Page Banner

United States Department of Agriculture

Agricultural Research Service

Research Project: DETECTION, IDENTIFICATION, AND CHARACTERIZATION OF NEW AND EMERGING VIRAL AND BACTERIAL DISEASES OF ORNAMENTAL PLANTS Title: Viruses that enhance the aethetics of some ornamental plants: beauty or beast?

Authors
item Valverde, Rodrigo -
item Sabanadzovic, Sead -
item Hammond, John

Submitted to: Plant Disease
Publication Type: Peer Reviewed Journal
Publication Acceptance Date: January 13, 2012
Publication Date: March 13, 2012
Citation: Valverde, R.A., Sabanadzovic, S., Hammond, J. 2012. Viruses that enhance the aethetics of some ornamental plants: beauty or beast?. Plant Disease. 96(5):600-611.

Interpretive Summary: Plant virus infections are typically considered detrimental, causing losses to both productivity and quality. This is usually true for ornamental plants as well as for agronomic crops. However, there are a limited number of examples in which virus infection confers desirable aesthetic qualities on ornamental hosts. Plants with unusual foliage and flowers are often highly prized by horticulturalists and ornamental plant enthusiasts, and selections of many ornamental plants with variegated leaves of unusual floral patterning have been propagated and commercialized as distinct cultivars. Although some of these patterns are under genetic control, in other instances they are caused by virus infection. Examples of virus infection resulting in desirable appearance of ornamental plants are discussed, including the potential hazards that may result from transmission of virus to other ornamental or agronomic crops, with the possibility of economic loss. Increased testing of ornamental plants prior to importation and distribution is recommended, in order to prevent introduction of new viruses that may cause significant crop losses. This information will be of interest to importers and producers of ornamental crops, and to the regulatory authorities responsible for crop inspection and plant quarantine.

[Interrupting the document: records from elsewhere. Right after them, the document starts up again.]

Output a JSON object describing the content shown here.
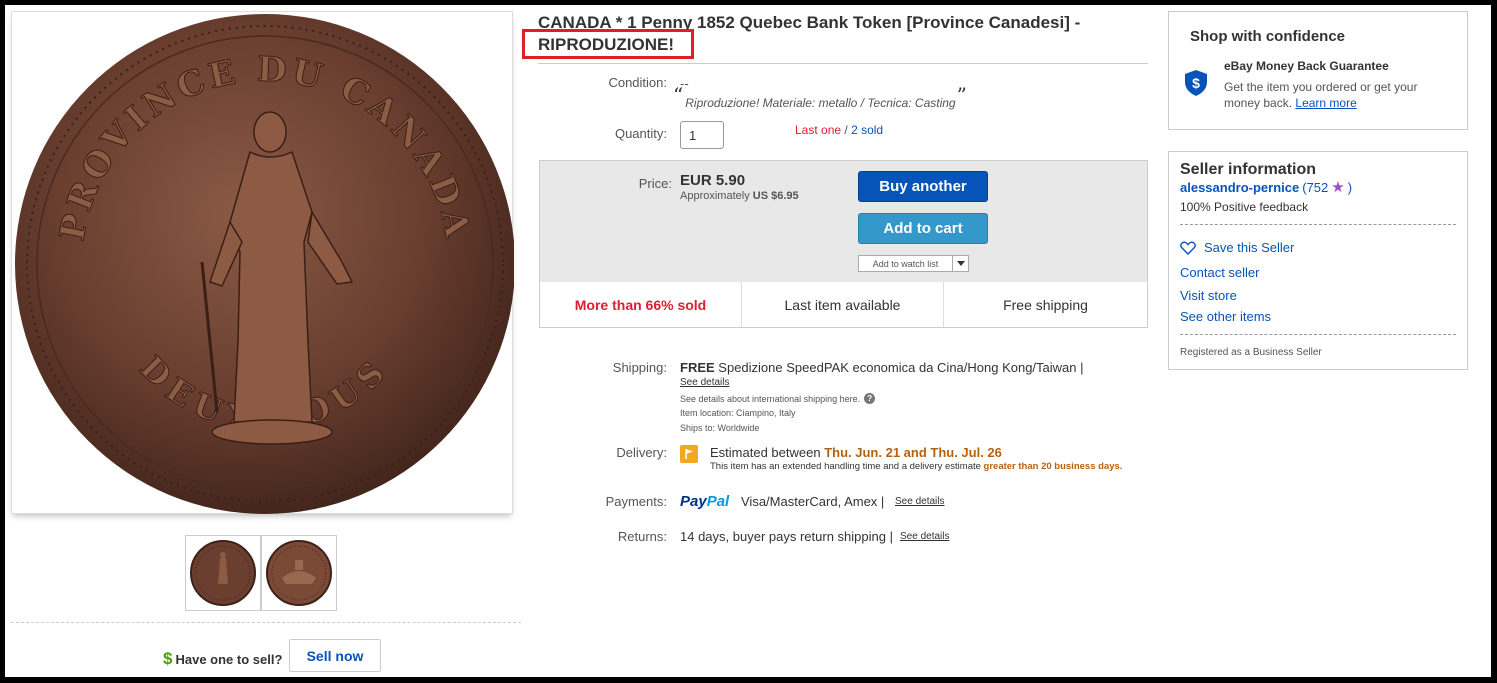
{
  "listing": {
    "title_main": "CANADA * 1 Penny 1852 Quebec Bank Token [Province Canadesi] -",
    "title_highlight": "RIPRODUZIONE!"
  },
  "images": {
    "main_coin_text_top": "PROVINCE DU CANADA",
    "main_coin_text_bottom": "DEUX SOUS",
    "thumbnails": [
      "coin-front-thumbnail",
      "coin-back-thumbnail"
    ]
  },
  "sell": {
    "dollar_icon": "$",
    "prompt": "Have one to sell?",
    "button_label": "Sell now"
  },
  "condition": {
    "label": "Condition:",
    "value": "--",
    "open_quote": "“",
    "description": "Riproduzione! Materiale: metallo / Tecnica: Casting",
    "close_quote": "”"
  },
  "quantity": {
    "label": "Quantity:",
    "value": "1",
    "last_one": "Last one",
    "separator": " / ",
    "sold": "2 sold"
  },
  "price": {
    "label": "Price:",
    "value": "EUR 5.90",
    "approx_prefix": "Approximately",
    "approx_value": "US $6.95",
    "buy_another": "Buy another",
    "add_to_cart": "Add to cart",
    "watch_list": "Add to watch list"
  },
  "features": [
    "More than 66% sold",
    "Last item available",
    "Free shipping"
  ],
  "shipping": {
    "label": "Shipping:",
    "free": "FREE",
    "service": "Spedizione SpeedPAK economica da Cina/Hong Kong/Taiwan |",
    "details_link": "See details",
    "intl_note": "See details about international shipping here.",
    "help_glyph": "?",
    "item_location": "Item location:  Ciampino, Italy",
    "ships_to": "Ships to:  Worldwide"
  },
  "delivery": {
    "label": "Delivery:",
    "estimated_prefix": "Estimated between",
    "dates": "Thu. Jun. 21 and Thu. Jul. 26",
    "note_prefix": "This item has an extended handling time and a delivery estimate",
    "note_highlight": "greater than 20 business days."
  },
  "payments": {
    "label": "Payments:",
    "paypal_pay": "Pay",
    "paypal_pal": "Pal",
    "methods": "Visa/MasterCard, Amex  |",
    "details_link": "See details"
  },
  "returns": {
    "label": "Returns:",
    "text": "14 days, buyer pays return shipping |",
    "details_link": "See details"
  },
  "confidence": {
    "title": "Shop with confidence",
    "guarantee_title": "eBay Money Back Guarantee",
    "guarantee_text": "Get the item you ordered or get your money back.",
    "learn_more": "Learn more"
  },
  "seller": {
    "title": "Seller information",
    "name": "alessandro-pernice",
    "feedback_open": "(752",
    "feedback_close": ")",
    "positive": "100% Positive feedback",
    "save": "Save this Seller",
    "contact": "Contact seller",
    "visit_store": "Visit store",
    "other_items": "See other items",
    "registered": "Registered as a Business Seller"
  },
  "colors": {
    "link": "#0654ba",
    "buy_button": "#0654ba",
    "cart_button": "#3498ca",
    "alert_red": "#dd1e31",
    "highlight_box": "#e01e26",
    "delivery_orange": "#b8610f"
  }
}
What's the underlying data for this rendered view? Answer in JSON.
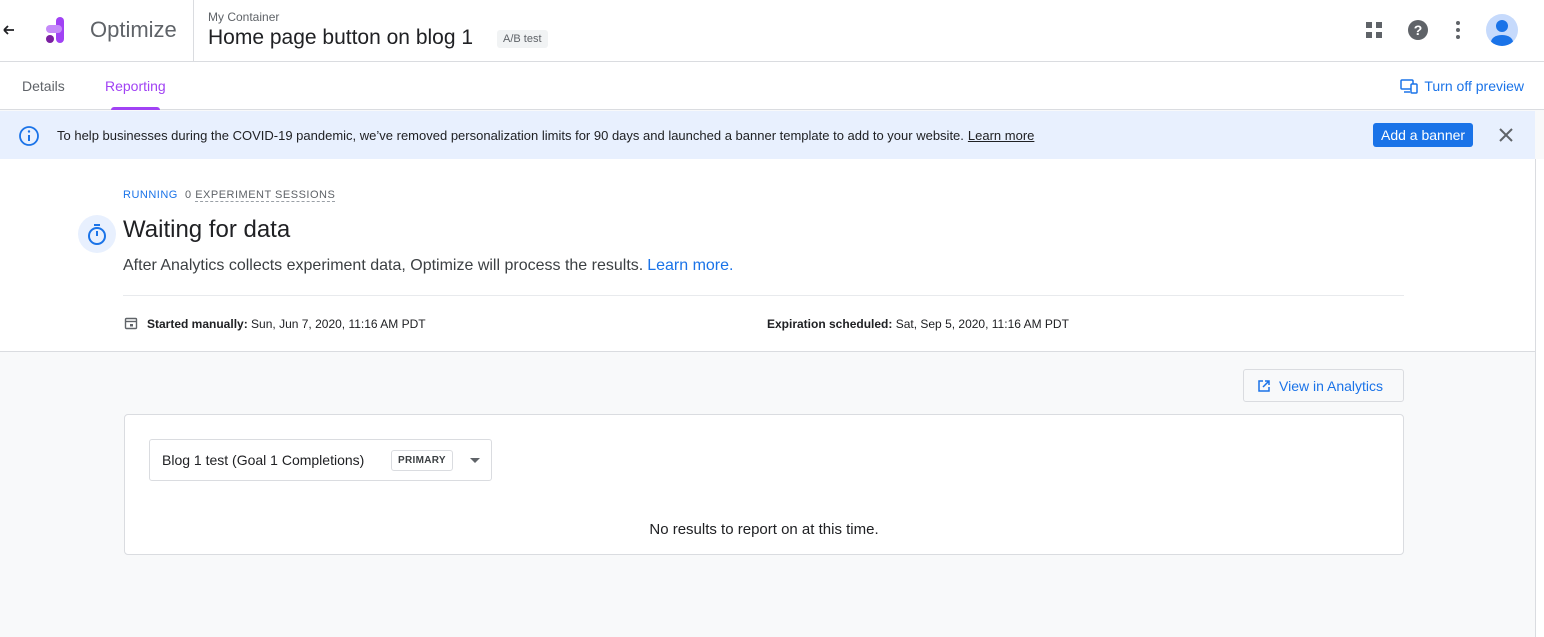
{
  "header": {
    "brand": "Optimize",
    "container": "My Container",
    "title": "Home page button on blog 1",
    "badge": "A/B test"
  },
  "tabs": [
    {
      "label": "Details",
      "active": false
    },
    {
      "label": "Reporting",
      "active": true
    }
  ],
  "turn_off_preview": "Turn off preview",
  "banner": {
    "text": "To help businesses during the COVID-19 pandemic, we’ve removed personalization limits for 90 days and launched a banner template to add to your website.",
    "link": "Learn more",
    "button": "Add a banner"
  },
  "status": {
    "running": "RUNNING",
    "sessions_count": "0",
    "sessions_label": "EXPERIMENT SESSIONS",
    "title": "Waiting for data",
    "description": "After Analytics collects experiment data, Optimize will process the results.",
    "description_link": "Learn more.",
    "started_label": "Started manually:",
    "started_value": "Sun, Jun 7, 2020, 11:16 AM PDT",
    "expiration_label": "Expiration scheduled:",
    "expiration_value": "Sat, Sep 5, 2020, 11:16 AM PDT"
  },
  "view_analytics": "View in Analytics",
  "results": {
    "objective": "Blog 1 test (Goal 1 Completions)",
    "primary_badge": "PRIMARY",
    "empty_message": "No results to report on at this time."
  },
  "colors": {
    "accent": "#a142f4",
    "link": "#1a73e8",
    "banner_bg": "#e8f0fe"
  }
}
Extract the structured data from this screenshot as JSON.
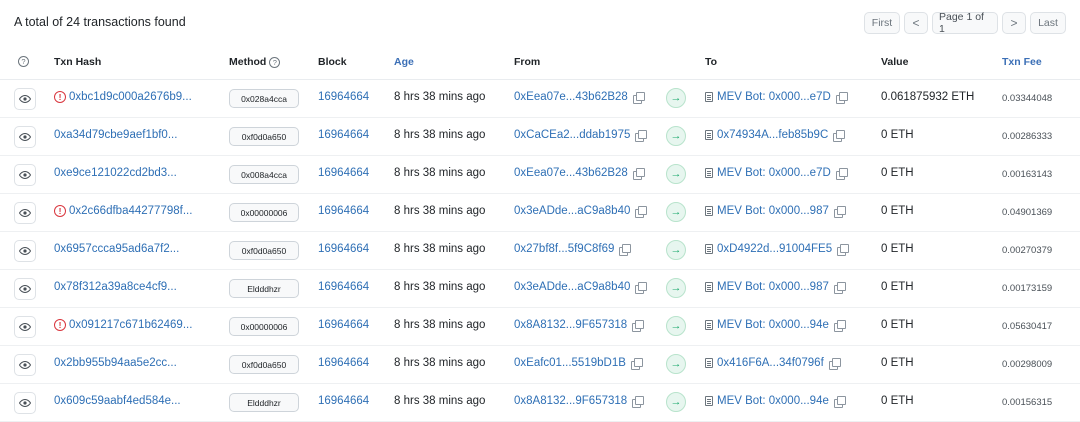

Technical Abstract: Although most viruses that infect plants cause diseases that are detrimental to the plant, there are some instances in which infections by mild viral strains of a virus have been used to protect the plant against severe strains of the same virus. There are other viruses that can cause desirable effects in plants, and infected plants have been selected or in some cases used, by ornamental horticulturists to enhance the aesthetics of the plants. In most cases, this translates into an increase in their commercial value. There are several examples of ornamental plants being more marketable when infected by a particular virus than virus-free. Plants with unusual foliage or/and flowers are highly sought by horticulturists and many ornamental plant enthusiasts. Selections of many ornamental plants exhibiting green leaves with other colors such as white, yellow or red, alone or combined (generally known as variegations) have been propagated and commercialized as distinct cultivars. Similarly, this practice has been conducted also with flowers exhibiting desirable aesthetic value usually in the form of flower breaking. Flower breaking describes the appearance of the flowers in which the petals, instead of being uniformly colored, are variegated due to the irregular distribution of anthocyanin. Leaves can also exhibit vein discolorations that range from white to yellow. Most foliar or flower variegations and vein discolorations are the product of mutations that affect plastid development or transposable genetic elements that result in anomalous production of pigments. Plant viruses can cause symptoms that mimic genetic variegations and vein discolorations. Differentiation between genetic variegations and variegations caused by plant viruses is not an easy task and it is often assumed that variegations are of genetic nature. This illustrates, at least from the commercial point of view, the desirable effect of certain viral infections. In recent years, there have been reports of plant viruses associated with unique phenotypes of ornamental plants, and some of them are being marketed as novel plant cultivars. Here we discuss some viruses that enhance natural beauty of certain ornamentals and increase their commercial value, and discuss potential drawbacks and repercussions associated with their use.

Last Modified: 11/27/2014
Footer Content Back to Top of Page